Rather than choose between “assertions” made by either advertiser, Hawxhurst preferred “to appeal to experience, as a more satisfactory voucher to the public.” To that he end, he proclaimed, “Certain it is, that my iron has gained a high reputation for its purity, both in England and America.” Furthermore, the smith who made Hawxhurst’s iron into anchors had been at the trade longer than Offley. Experience mattered. In addition, Hawxhurst’s ironworks had “furnished anchors for sale at Boston, New-Hampshire, Bermuda, South-Carolina, Virginia, and Jamaica” in addition to New York. Furthermore, he had received no complaints but instead had “heard much of their goodness and superior excellency.” Finally, Hawxhurst had always offered the same sorts of guarantees that Offley promoted, so customers would not gain any advantage by purchasing from them.

Offley had publicly stated that he would refuse to repair any anchors purchased from competitors. Hawxhurst made it clear what he thought of that ploy: “I give the public assurance, that in case of any such accident, my friend in Philadelphia, has orders upon the return of the anchors so failing, or such part of it as remains, to supply another in its stead; so that Mr. Offley may not only be saved the trouble of amending them, but deprived of the pleasure of refusing it.”

Hawxhurst stated that he had “no design to injure” Offley, but found it necessary to “remove the objections and difficulties, which [Offley] has thrown out, with more art, perhaps, than truth.” Both his reputation and his business were at stake, warranting a response that filled approximately two-thirds of a column. Most eighteenth-century advertisers promoted their own products without mentioning competitors, but occasionally some advanced their own businesses by disparaging others.

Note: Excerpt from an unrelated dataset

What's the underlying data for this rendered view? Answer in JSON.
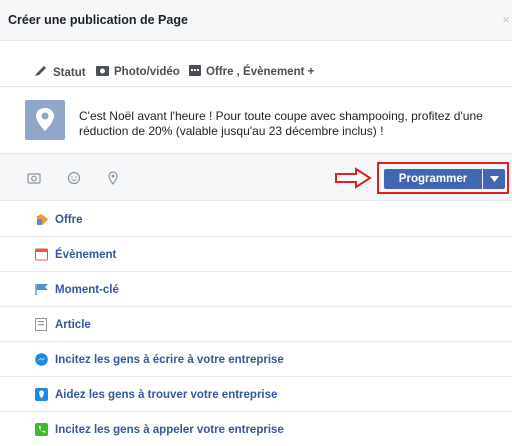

BONUS: Daniel Offley published a response of a similar length. In the August 7, 1766, issue of the Pennsylvania Journal, Offley’s advertisement appeared on the first page and Hawxhurst’s on the final page.

Aug 7 - 8:7:1766 Offley Pennsylvania Journal
Pennsylvania Journal (August 7, 1766).